■ Aim of the task: Return each line in the records below that includes "data".

* * * * *

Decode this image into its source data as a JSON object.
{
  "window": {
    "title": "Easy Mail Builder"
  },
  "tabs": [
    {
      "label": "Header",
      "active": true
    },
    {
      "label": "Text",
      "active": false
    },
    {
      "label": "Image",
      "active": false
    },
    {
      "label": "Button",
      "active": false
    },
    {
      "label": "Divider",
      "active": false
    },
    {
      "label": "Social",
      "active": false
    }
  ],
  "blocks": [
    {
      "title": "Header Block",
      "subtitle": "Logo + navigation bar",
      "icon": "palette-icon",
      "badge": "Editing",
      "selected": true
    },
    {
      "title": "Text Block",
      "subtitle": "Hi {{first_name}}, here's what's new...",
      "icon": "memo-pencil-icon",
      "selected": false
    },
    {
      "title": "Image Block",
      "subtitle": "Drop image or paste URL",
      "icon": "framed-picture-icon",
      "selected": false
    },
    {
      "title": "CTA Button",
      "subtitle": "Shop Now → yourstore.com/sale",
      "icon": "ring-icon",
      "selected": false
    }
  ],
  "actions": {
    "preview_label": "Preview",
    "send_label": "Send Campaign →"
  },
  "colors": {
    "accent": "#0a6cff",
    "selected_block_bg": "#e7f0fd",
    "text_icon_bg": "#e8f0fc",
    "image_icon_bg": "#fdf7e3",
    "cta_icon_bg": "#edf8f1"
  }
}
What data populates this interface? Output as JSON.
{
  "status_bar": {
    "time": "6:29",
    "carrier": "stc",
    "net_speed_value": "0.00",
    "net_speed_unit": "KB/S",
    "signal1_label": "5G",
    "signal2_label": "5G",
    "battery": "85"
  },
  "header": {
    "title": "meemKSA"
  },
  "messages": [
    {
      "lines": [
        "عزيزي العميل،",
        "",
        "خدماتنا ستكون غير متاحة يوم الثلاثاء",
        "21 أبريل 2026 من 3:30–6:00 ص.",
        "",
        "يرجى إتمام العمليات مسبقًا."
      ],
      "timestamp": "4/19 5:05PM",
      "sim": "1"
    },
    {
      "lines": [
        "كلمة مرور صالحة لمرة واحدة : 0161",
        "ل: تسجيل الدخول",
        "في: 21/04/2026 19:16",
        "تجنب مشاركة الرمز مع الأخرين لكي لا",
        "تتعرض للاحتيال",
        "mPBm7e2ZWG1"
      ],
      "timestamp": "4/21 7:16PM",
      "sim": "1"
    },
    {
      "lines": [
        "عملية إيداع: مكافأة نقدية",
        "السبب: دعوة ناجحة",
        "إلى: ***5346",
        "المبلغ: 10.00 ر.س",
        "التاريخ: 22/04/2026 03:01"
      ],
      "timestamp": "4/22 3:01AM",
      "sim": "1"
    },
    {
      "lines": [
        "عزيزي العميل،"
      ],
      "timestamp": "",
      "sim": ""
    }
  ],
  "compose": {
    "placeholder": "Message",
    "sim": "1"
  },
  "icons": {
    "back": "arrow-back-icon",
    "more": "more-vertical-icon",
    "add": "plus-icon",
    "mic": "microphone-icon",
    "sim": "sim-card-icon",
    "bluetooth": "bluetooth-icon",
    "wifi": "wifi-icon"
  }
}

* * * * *

■ Written response:
Decode this image into its source data as a JSON object.
What data populates this interface? Output as JSON.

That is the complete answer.